(GIVEN RECORDS begins)
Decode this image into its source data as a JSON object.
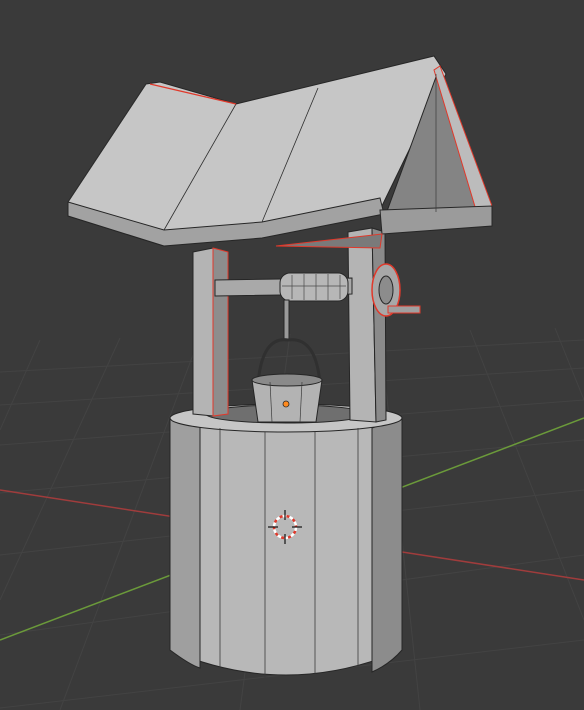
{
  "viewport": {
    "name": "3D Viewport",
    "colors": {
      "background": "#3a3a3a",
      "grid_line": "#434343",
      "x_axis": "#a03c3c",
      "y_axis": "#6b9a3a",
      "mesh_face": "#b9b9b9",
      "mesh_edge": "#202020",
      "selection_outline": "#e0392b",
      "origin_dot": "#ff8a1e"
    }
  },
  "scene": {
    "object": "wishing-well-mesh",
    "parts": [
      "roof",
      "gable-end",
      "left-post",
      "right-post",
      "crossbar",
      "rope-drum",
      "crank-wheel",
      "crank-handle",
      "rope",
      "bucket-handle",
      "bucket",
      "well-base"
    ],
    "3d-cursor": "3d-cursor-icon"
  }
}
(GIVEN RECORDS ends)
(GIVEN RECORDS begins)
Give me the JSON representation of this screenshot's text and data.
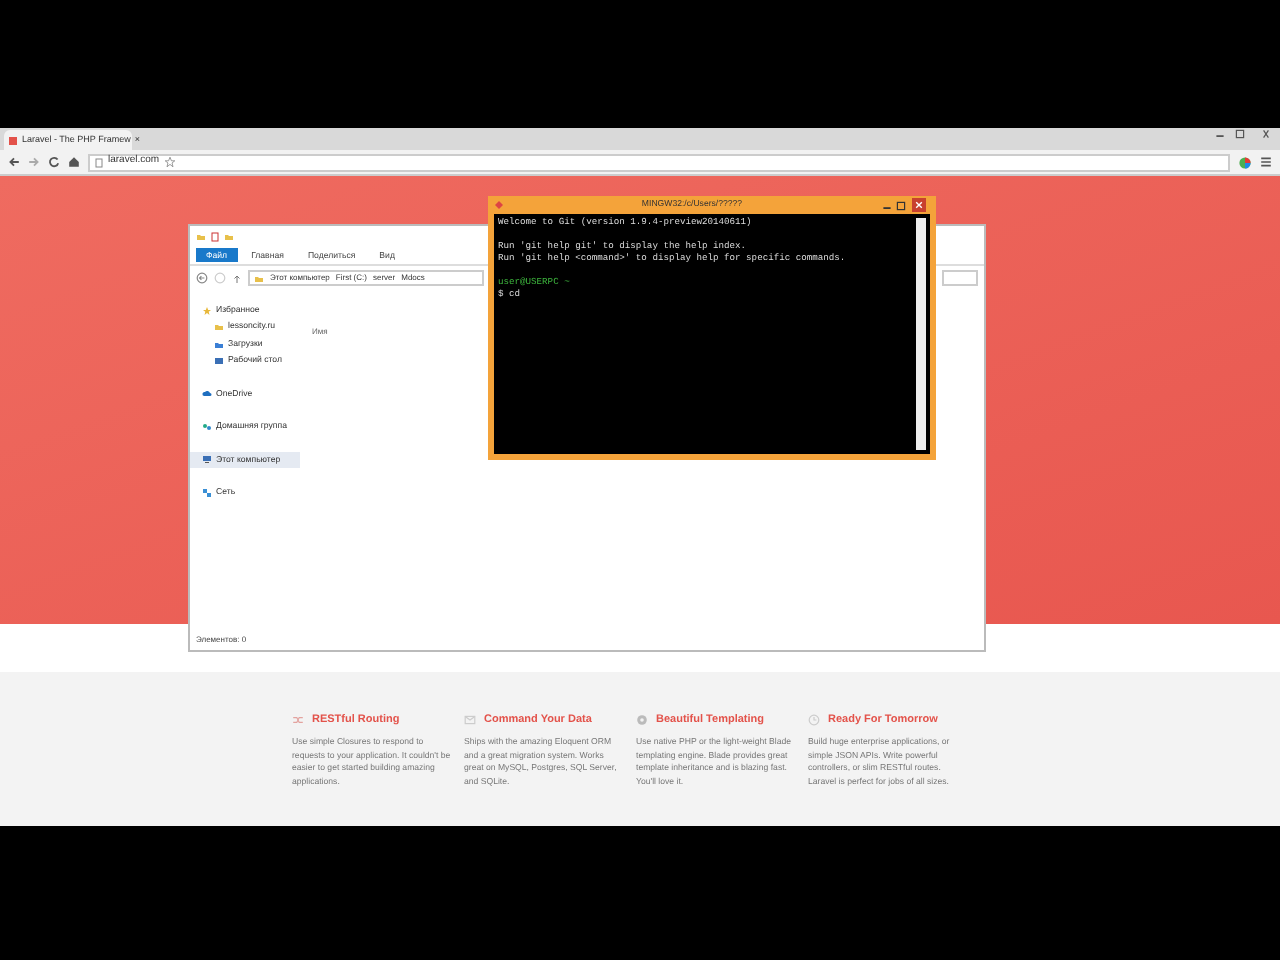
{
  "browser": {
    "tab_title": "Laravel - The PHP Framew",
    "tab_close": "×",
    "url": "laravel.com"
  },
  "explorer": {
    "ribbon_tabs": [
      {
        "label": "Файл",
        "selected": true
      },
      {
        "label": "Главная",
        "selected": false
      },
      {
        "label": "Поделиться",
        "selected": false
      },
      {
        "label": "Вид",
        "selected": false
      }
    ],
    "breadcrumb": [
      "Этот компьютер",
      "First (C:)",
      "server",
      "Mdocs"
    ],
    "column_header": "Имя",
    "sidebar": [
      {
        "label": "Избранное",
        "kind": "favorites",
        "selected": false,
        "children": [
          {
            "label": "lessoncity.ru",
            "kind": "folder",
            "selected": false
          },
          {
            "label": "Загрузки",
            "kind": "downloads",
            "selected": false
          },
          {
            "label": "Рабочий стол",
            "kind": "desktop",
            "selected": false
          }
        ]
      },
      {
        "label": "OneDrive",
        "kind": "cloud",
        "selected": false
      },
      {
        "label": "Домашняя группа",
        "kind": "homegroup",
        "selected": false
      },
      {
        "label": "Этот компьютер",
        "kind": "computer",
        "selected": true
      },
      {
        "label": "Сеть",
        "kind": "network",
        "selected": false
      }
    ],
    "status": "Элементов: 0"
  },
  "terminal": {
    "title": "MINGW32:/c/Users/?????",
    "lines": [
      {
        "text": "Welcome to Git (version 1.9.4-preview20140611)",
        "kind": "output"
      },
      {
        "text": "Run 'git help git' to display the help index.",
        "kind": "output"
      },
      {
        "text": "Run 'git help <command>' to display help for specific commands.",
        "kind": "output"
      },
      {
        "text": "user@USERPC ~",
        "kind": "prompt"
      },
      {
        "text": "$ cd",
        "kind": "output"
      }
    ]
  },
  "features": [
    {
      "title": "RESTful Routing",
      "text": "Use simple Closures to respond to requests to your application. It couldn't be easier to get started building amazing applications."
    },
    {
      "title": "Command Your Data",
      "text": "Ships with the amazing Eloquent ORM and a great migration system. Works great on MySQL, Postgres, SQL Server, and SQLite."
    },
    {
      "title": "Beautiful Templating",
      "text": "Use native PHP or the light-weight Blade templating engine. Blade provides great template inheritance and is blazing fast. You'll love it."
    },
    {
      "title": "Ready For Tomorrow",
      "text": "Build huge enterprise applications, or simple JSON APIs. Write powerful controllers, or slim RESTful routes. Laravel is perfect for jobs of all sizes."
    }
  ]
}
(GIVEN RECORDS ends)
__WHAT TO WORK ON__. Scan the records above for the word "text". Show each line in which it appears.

__RESPONSE TO THIS EXERCISE__.
Give me the JSON representation of this screenshot's text and data.
        "text": "Welcome to Git (version 1.9.4-preview20140611)",
        "text": "Run 'git help git' to display the help index.",
        "text": "Run 'git help <command>' to display help for specific commands.",
        "text": "user@USERPC ~",
        "text": "$ cd",
      "text": "Use simple Closures to respond to requests to your application. It couldn't be easier to get started building amazing applications."
      "text": "Ships with the amazing Eloquent ORM and a great migration system. Works great on MySQL, Postgres, SQL Server, and SQLite."
      "text": "Use native PHP or the light-weight Blade templating engine. Blade provides great template inheritance and is blazing fast. You'll love it."
      "text": "Build huge enterprise applications, or simple JSON APIs. Write powerful controllers, or slim RESTful routes. Laravel is perfect for jobs of all sizes."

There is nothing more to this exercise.